Extracted records

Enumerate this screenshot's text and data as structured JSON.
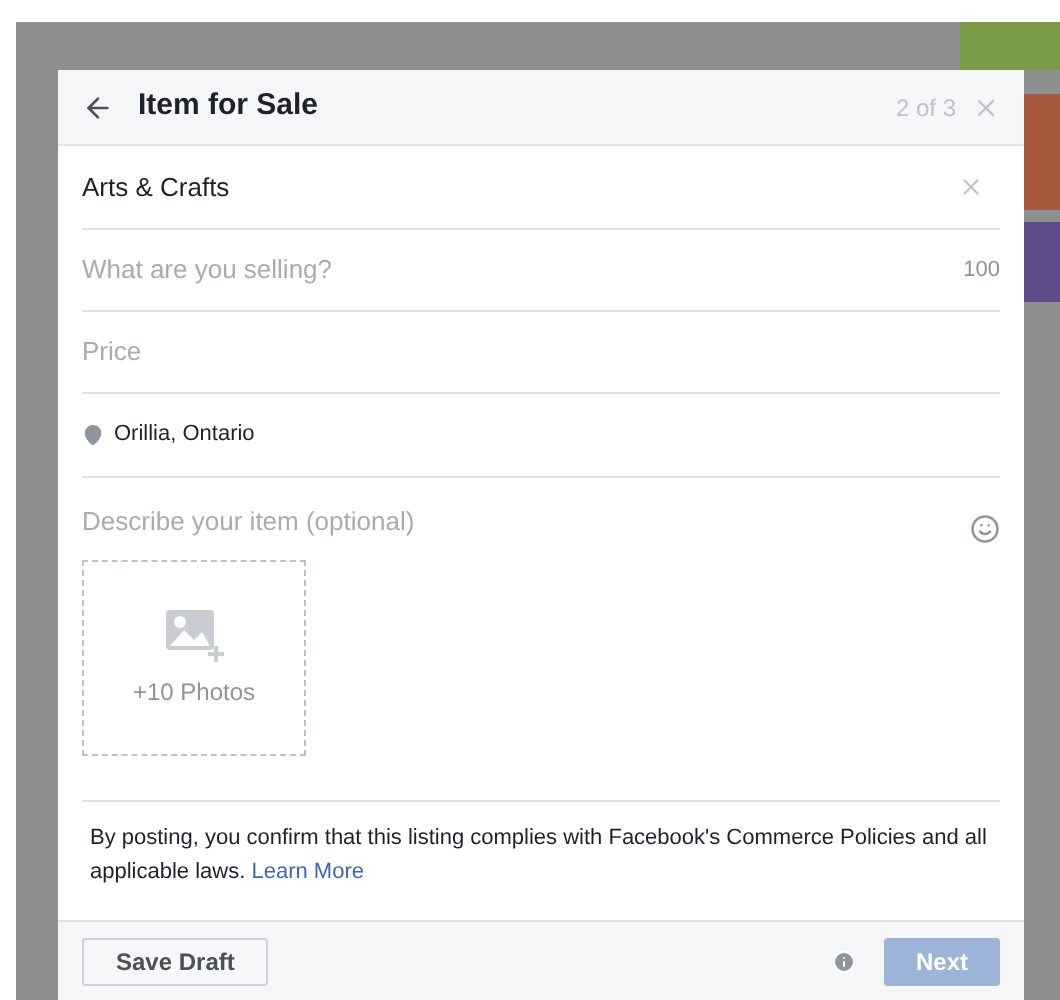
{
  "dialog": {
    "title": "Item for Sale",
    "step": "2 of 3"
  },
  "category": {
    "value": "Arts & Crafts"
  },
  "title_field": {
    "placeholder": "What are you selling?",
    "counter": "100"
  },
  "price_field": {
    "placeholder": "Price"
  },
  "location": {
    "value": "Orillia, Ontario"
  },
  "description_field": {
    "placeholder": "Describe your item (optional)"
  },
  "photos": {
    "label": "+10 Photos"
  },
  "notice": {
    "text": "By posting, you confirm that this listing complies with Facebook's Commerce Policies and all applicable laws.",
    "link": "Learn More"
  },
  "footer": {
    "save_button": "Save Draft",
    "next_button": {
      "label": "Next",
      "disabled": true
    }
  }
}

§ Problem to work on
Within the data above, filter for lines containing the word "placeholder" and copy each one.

§ Response area
    "placeholder": "What are you selling?",
    "placeholder": "Price"
    "placeholder": "Describe your item (optional)"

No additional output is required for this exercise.